→ The task:
Find the word "JSON" in the listing. Copy out each line where it occurs.

━━ Data for the task

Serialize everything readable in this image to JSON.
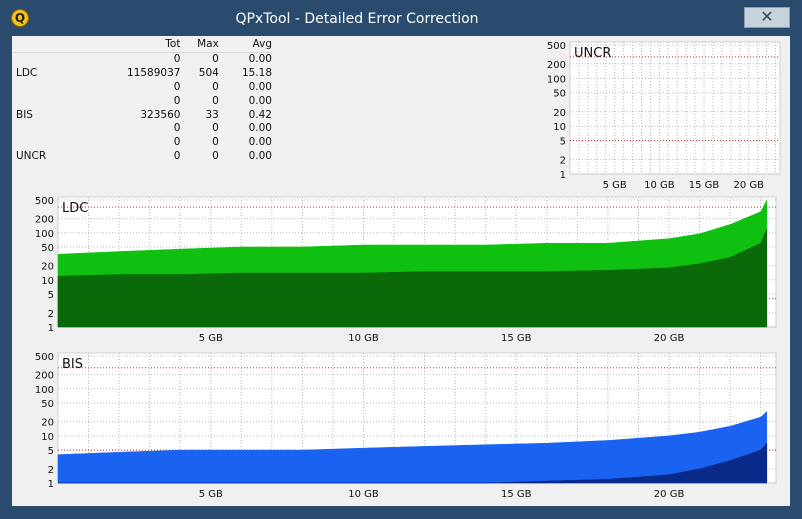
{
  "window": {
    "title": "QPxTool - Detailed Error Correction",
    "app_icon_letter": "Q",
    "close_glyph": "✕"
  },
  "stats": {
    "headers": [
      "",
      "Tot",
      "Max",
      "Avg"
    ],
    "rows": [
      {
        "label": "",
        "tot": "0",
        "max": "0",
        "avg": "0.00"
      },
      {
        "label": "LDC",
        "tot": "11589037",
        "max": "504",
        "avg": "15.18"
      },
      {
        "label": "",
        "tot": "0",
        "max": "0",
        "avg": "0.00"
      },
      {
        "label": "",
        "tot": "0",
        "max": "0",
        "avg": "0.00"
      },
      {
        "label": "BIS",
        "tot": "323560",
        "max": "33",
        "avg": "0.42"
      },
      {
        "label": "",
        "tot": "0",
        "max": "0",
        "avg": "0.00"
      },
      {
        "label": "",
        "tot": "0",
        "max": "0",
        "avg": "0.00"
      },
      {
        "label": "UNCR",
        "tot": "0",
        "max": "0",
        "avg": "0.00"
      }
    ]
  },
  "colors": {
    "ldc_bright": "#10c010",
    "ldc_dark": "#0a6a0a",
    "bis_bright": "#1a62f0",
    "bis_dark": "#0a2a8a",
    "threshold": "#c03030",
    "grid": "#b8b8b8",
    "window_frame": "#2b4b6e"
  },
  "chart_data": [
    {
      "name": "UNCR",
      "title": "UNCR",
      "type": "area",
      "scale": "log",
      "y_ticks": [
        1,
        2,
        5,
        10,
        20,
        50,
        100,
        200,
        500
      ],
      "x_ticks": [
        "5 GB",
        "10 GB",
        "15 GB",
        "20 GB"
      ],
      "x_tick_values": [
        5,
        10,
        15,
        20
      ],
      "xlim": [
        0,
        23.5
      ],
      "ylim": [
        1,
        500
      ],
      "thresholds": [
        5,
        280
      ],
      "series": []
    },
    {
      "name": "LDC",
      "title": "LDC",
      "type": "area",
      "scale": "log",
      "y_ticks": [
        1,
        2,
        5,
        10,
        20,
        50,
        100,
        200,
        500
      ],
      "x_ticks": [
        "5 GB",
        "10 GB",
        "15 GB",
        "20 GB"
      ],
      "x_tick_values": [
        5,
        10,
        15,
        20
      ],
      "xlim": [
        0,
        23.5
      ],
      "ylim": [
        1,
        500
      ],
      "thresholds": [
        4,
        350
      ],
      "series": [
        {
          "x": [
            0,
            2,
            4,
            6,
            8,
            10,
            12,
            14,
            16,
            18,
            20,
            21,
            22,
            23,
            23.2
          ],
          "max": [
            35,
            40,
            45,
            50,
            50,
            55,
            55,
            55,
            60,
            60,
            75,
            95,
            150,
            280,
            500
          ],
          "avg": [
            12,
            13,
            13,
            14,
            14,
            14,
            15,
            15,
            15,
            16,
            18,
            22,
            30,
            60,
            120
          ]
        }
      ]
    },
    {
      "name": "BIS",
      "title": "BIS",
      "type": "area",
      "scale": "log",
      "y_ticks": [
        1,
        2,
        5,
        10,
        20,
        50,
        100,
        200,
        500
      ],
      "x_ticks": [
        "5 GB",
        "10 GB",
        "15 GB",
        "20 GB"
      ],
      "x_tick_values": [
        5,
        10,
        15,
        20
      ],
      "xlim": [
        0,
        23.5
      ],
      "ylim": [
        1,
        500
      ],
      "thresholds": [
        5,
        280
      ],
      "series": [
        {
          "x": [
            0,
            2,
            4,
            6,
            8,
            10,
            12,
            14,
            16,
            18,
            20,
            21,
            22,
            23,
            23.2
          ],
          "max": [
            4,
            4.5,
            5,
            5,
            5,
            5.5,
            6,
            6.5,
            7,
            8,
            10,
            12,
            16,
            25,
            33
          ],
          "avg": [
            1,
            1,
            1,
            1,
            1,
            1,
            1,
            1,
            1.1,
            1.2,
            1.5,
            2,
            3,
            5,
            7
          ]
        }
      ]
    }
  ]
}
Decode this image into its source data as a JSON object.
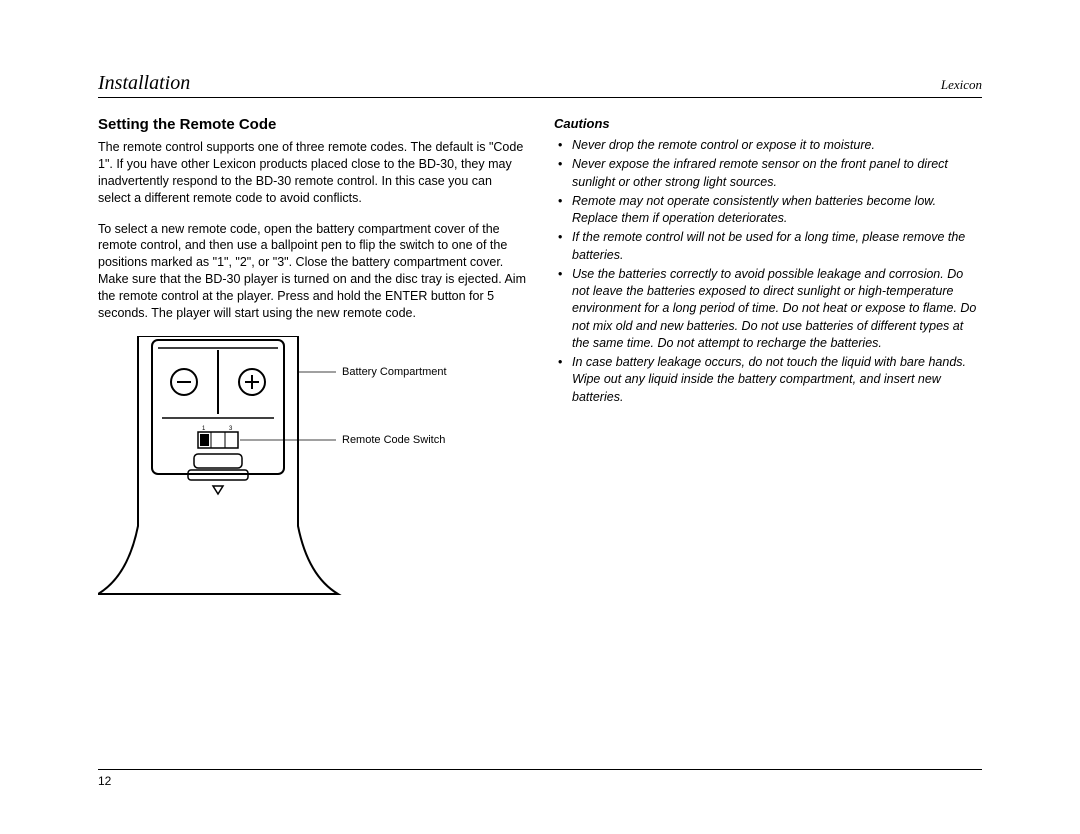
{
  "header": {
    "section": "Installation",
    "brand": "Lexicon"
  },
  "left": {
    "heading": "Setting the Remote Code",
    "para1": "The remote control supports one of three remote codes. The default is \"Code 1\". If you have other Lexicon products placed close to the BD-30, they may inadvertently respond to the BD-30 remote control. In this case you can select a different remote code to avoid conflicts.",
    "para2": "To select a new remote code, open the battery compartment cover of the remote control, and then use a ballpoint pen to flip the switch to one of the positions marked as \"1\", \"2\", or \"3\". Close the battery compartment cover. Make sure that the BD-30 player is turned on and the disc tray is ejected. Aim the remote control at the player. Press and hold the ENTER button for 5 seconds. The player will start using the new remote code.",
    "callout1": "Battery Compartment",
    "callout2": "Remote Code Switch"
  },
  "right": {
    "heading": "Cautions",
    "items": [
      "Never drop the remote control or expose it to moisture.",
      "Never expose the infrared remote sensor on the front panel to direct sunlight or other strong light sources.",
      "Remote may not operate consistently when batteries become low. Replace them if operation deteriorates.",
      "If the remote control will not be used for a long time, please remove the batteries.",
      "Use the batteries correctly to avoid possible leakage and corrosion. Do not leave the batteries exposed to direct sunlight or high-temperature environment for a long period of time. Do not heat or expose to flame. Do not mix old and new batteries. Do not use batteries of different types at the same time. Do not attempt to recharge the batteries.",
      "In case battery leakage occurs, do not touch the liquid with bare hands. Wipe out any liquid inside the battery compartment, and insert new batteries."
    ]
  },
  "pageNumber": "12"
}
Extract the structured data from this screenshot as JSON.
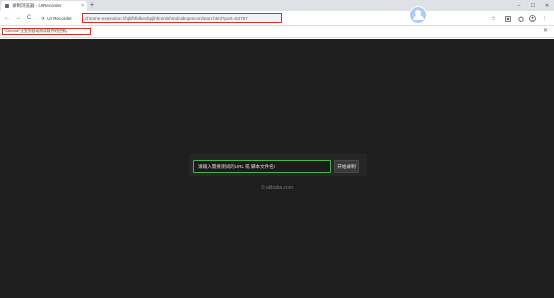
{
  "tab": {
    "title": "录制浏览器 - UIRecorder",
    "close": "×",
    "new_tab": "+"
  },
  "window_controls": {
    "minimize": "–",
    "maximize": "☐",
    "close": "✕"
  },
  "toolbar": {
    "back": "←",
    "forward": "→",
    "reload": "C",
    "extension_label": "UI Recorder",
    "url": "chrome-extension://hjkfhfldkecbpjlhfmmlnhmdcakopmcnn/start.html?port=53787",
    "star": "☆",
    "menu": "⋮"
  },
  "infobar": {
    "message": "\"Chrome\"正受到自动测试软件的控制。",
    "close": "✕"
  },
  "main": {
    "url_placeholder": "请输入需要测试的URL 或 脚本文件名!",
    "start_button": "开始录制",
    "brand": "© alibaba.com"
  },
  "colors": {
    "content_bg": "#1e1e1e",
    "input_border": "#45b649",
    "highlight_border": "#d93025"
  },
  "icons": {
    "back": "back-arrow-icon",
    "forward": "forward-arrow-icon",
    "reload": "reload-icon",
    "extension": "ui-recorder-icon",
    "bookmark": "star-icon",
    "extensions_area": "extension-icon",
    "account": "avatar-icon",
    "menu": "kebab-menu-icon"
  }
}
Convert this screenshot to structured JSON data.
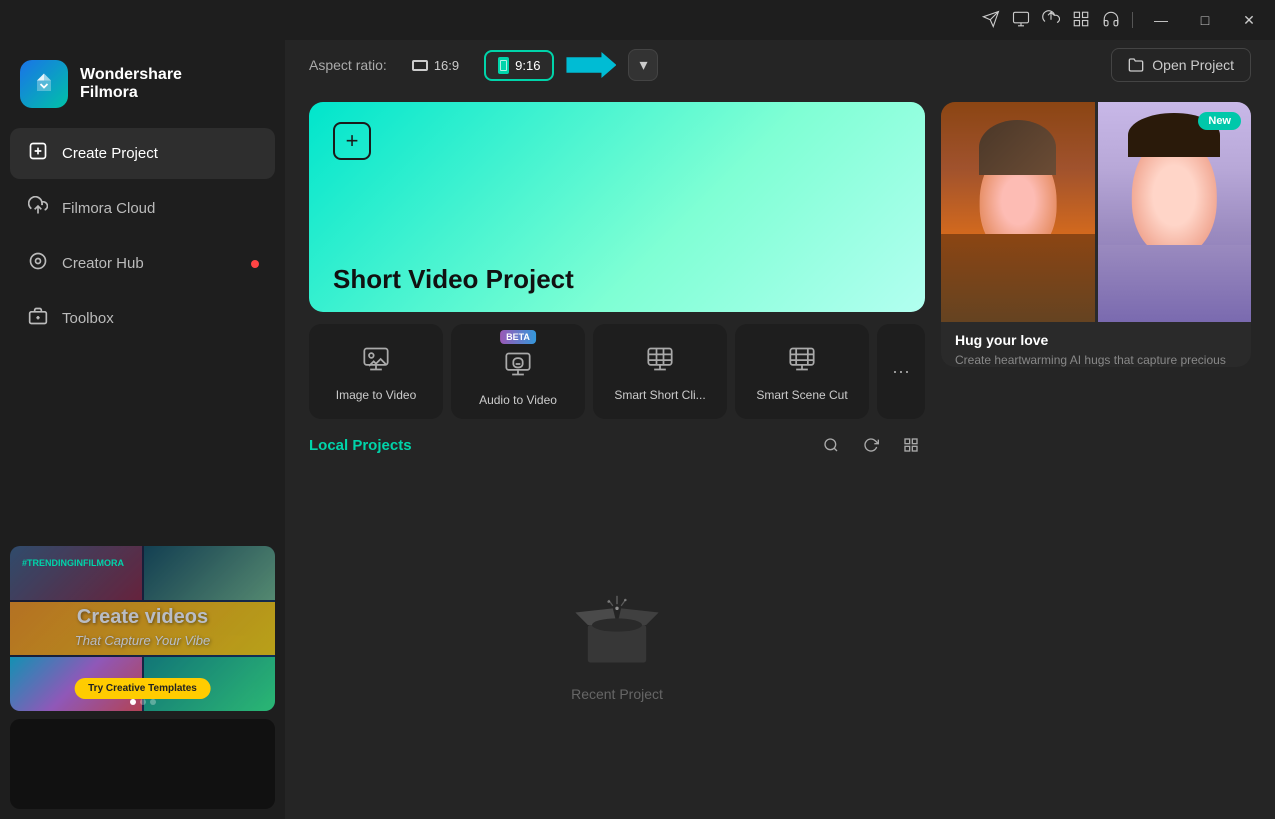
{
  "app": {
    "name": "Wondershare",
    "name2": "Filmora"
  },
  "titlebar": {
    "minimize": "—",
    "maximize": "□",
    "close": "✕",
    "icons": [
      "send-icon",
      "cloud-download-icon",
      "upload-icon",
      "grid-icon",
      "headset-icon"
    ]
  },
  "topbar": {
    "aspect_label": "Aspect ratio:",
    "ratio_16_9": "16:9",
    "ratio_9_16": "9:16",
    "open_project": "Open Project"
  },
  "sidebar": {
    "nav_items": [
      {
        "id": "create-project",
        "label": "Create Project",
        "icon": "➕",
        "active": true,
        "dot": false
      },
      {
        "id": "filmora-cloud",
        "label": "Filmora Cloud",
        "icon": "☁",
        "active": false,
        "dot": false
      },
      {
        "id": "creator-hub",
        "label": "Creator Hub",
        "icon": "◎",
        "active": false,
        "dot": true
      },
      {
        "id": "toolbox",
        "label": "Toolbox",
        "icon": "🧰",
        "active": false,
        "dot": false
      }
    ],
    "thumbnail1": {
      "hashtag": "#TRENDINGINFILMORA",
      "title": "Create videos",
      "subtitle": "That Capture Your Vibe",
      "cta": "Try Creative Templates",
      "dots": [
        true,
        false,
        false
      ]
    },
    "thumbnail2": {
      "bg": "#111"
    }
  },
  "main": {
    "short_video_project": {
      "title": "Short Video Project",
      "plus_icon": "⊕"
    },
    "ai_tools": [
      {
        "id": "image-to-video",
        "label": "Image to Video",
        "icon": "🎬",
        "beta": false
      },
      {
        "id": "audio-to-video",
        "label": "Audio to Video",
        "icon": "🎵",
        "beta": true
      },
      {
        "id": "smart-short-clip",
        "label": "Smart Short Cli...",
        "icon": "✂",
        "beta": false
      },
      {
        "id": "smart-scene-cut",
        "label": "Smart Scene Cut",
        "icon": "🎞",
        "beta": false
      }
    ],
    "more_label": "•••",
    "local_projects": {
      "title": "Local Projects",
      "empty_text": "Recent Project"
    }
  },
  "promo": {
    "new_badge": "New",
    "title": "Hug your love",
    "desc": "Create heartwarming AI hugs that capture precious moments...",
    "dots": [
      true,
      false,
      false,
      false,
      false,
      false
    ]
  }
}
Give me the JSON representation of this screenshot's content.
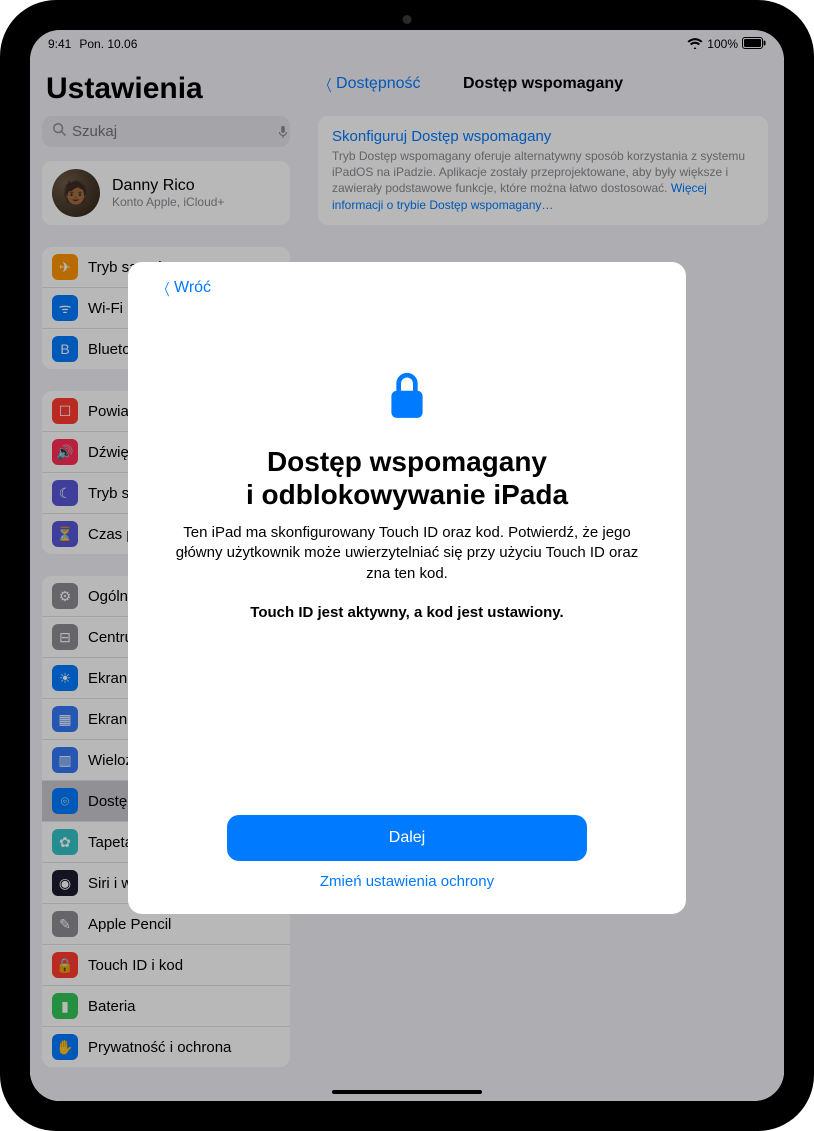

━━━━

→ Exercise response:
Serialize everything readable in this image to JSON.
Decode this image into its source data as a JSON object.
Extract the structured data from this screenshot as JSON.
Convert this screenshot to structured JSON data.
Give me the JSON representation of this screenshot's content.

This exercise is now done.